Believe it or not, the Biden administration apparently is once again offering the mullahs of Tehran a sweetheart deal: the release of $10 billion or more in frozen Iranian assets and clemency for Iran’s near-breakout nuclear advances of recent years, in exchange for Iranian release of American hostages and warmed-over pious Iranian pledges to freeze the Shiite atomic-bomb program.

This month, intelligence photos showed Iran again digging tunnels at its Natanz nuclear site—supposedly deep enough to withstand an American or Israeli military strike. This tells us that Iran has something to hide, a clear sign that it has not given up on its quest for a nuclear bomb.

Meanwhile, Antony Blinken today completes a three-day visit to Saudi Arabia, where he is reportedly pressing the kingdom to enter the Abraham Accords. This is no coincidence, for reasons Weinberg explains:

Washington expects Israeli acquiescence in the emerging U.S. surrender to Iran in exchange for a series of other things important to Israel. These include U.S. backing for Israel against escalated Palestinian assaults expected this fall in UN forums, toning down U.S. criticism regarding settlement and security matters (at a time when the IDF is going to have to intensify its anti-terrorist operations in Judea and Samaria), an easing of U.S. pressures on Israel in connection with domestic matters (like judicial reform), a warm Washington visit for Prime Minister Netanyahu (which is not just a political concession but is rather critical to Israel’s overall deterrent posture), and most of all, significant American moves towards reconciliation with Saudi Arabia (which is critical to driving a breakthrough in Israeli-Saudi ties).

[But] even an expensive package of U.S. “concessions” to Saudi Arabia will not truly compensate for U.S. capitulation to Iran (something we know from experience will only embolden the hegemonic ambitions of the mullahs). And this capitulation will make it more difficult for the Saudis to embrace Israel publicly.

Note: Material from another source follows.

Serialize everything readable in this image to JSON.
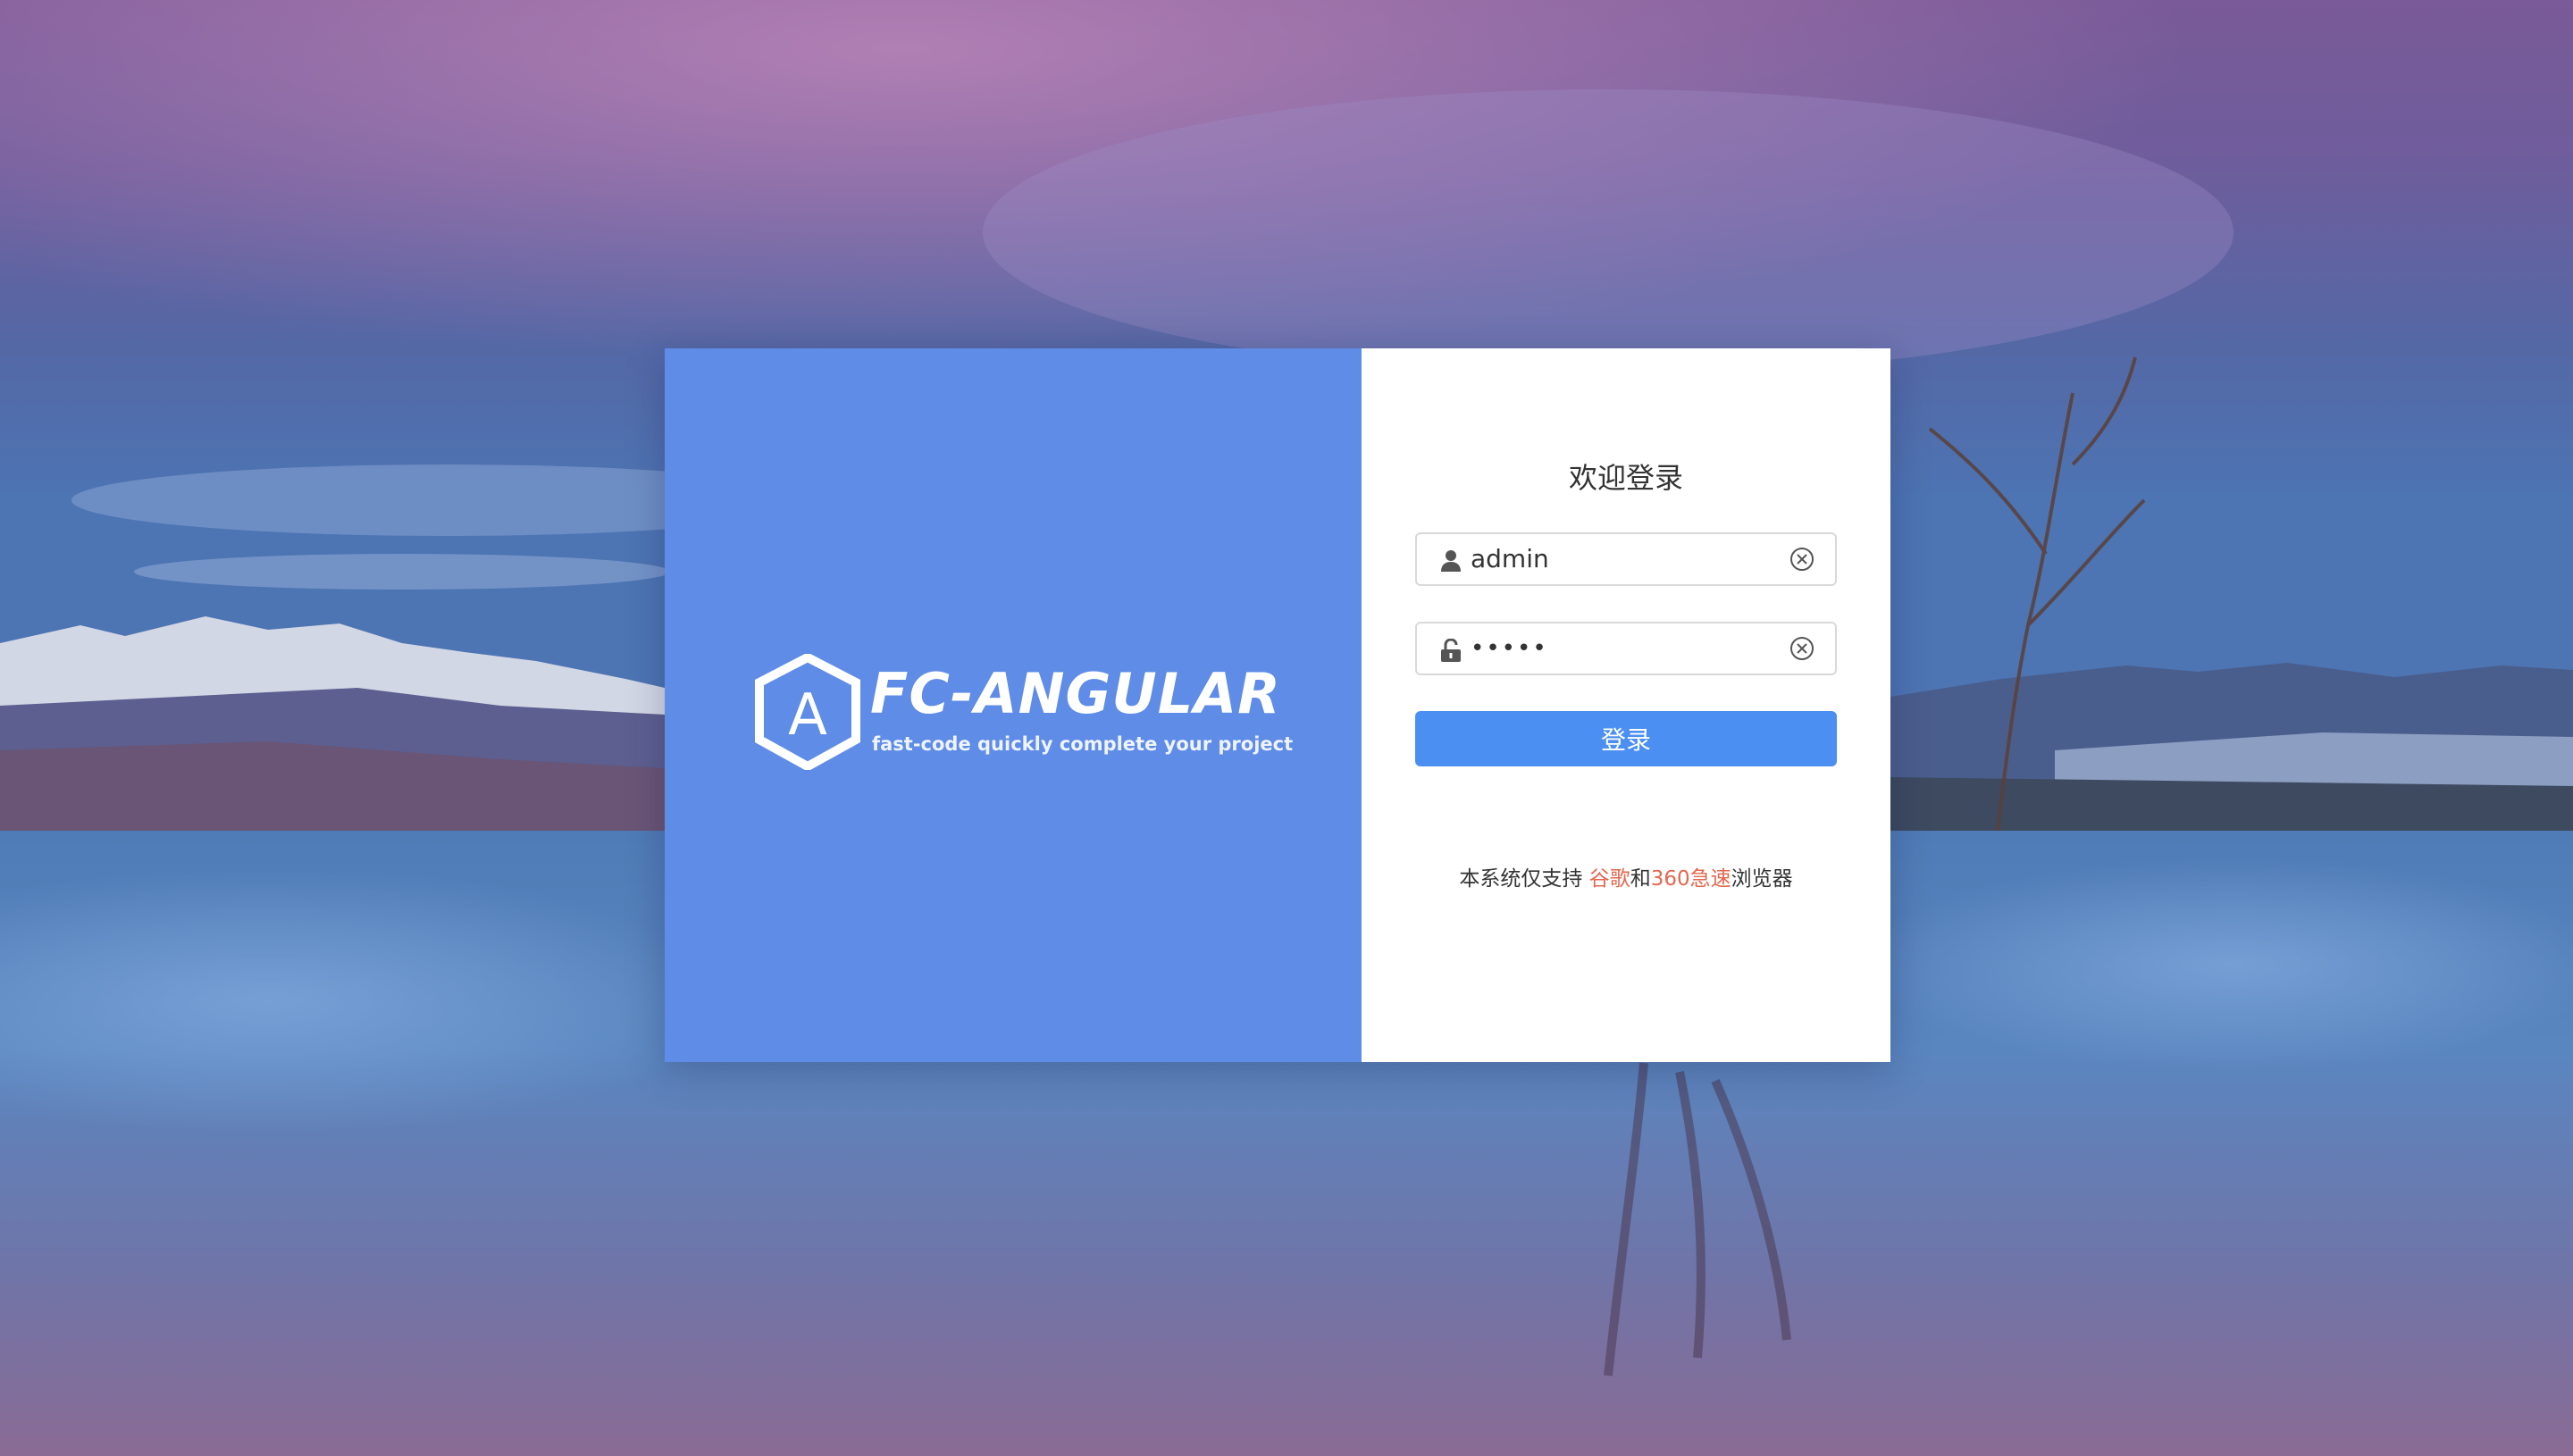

Read more at Israel Hayom

More about: Antony Blinken, Iran nuclear program, Israeli Security, Saudi Arabia, U.S.-Israel relationship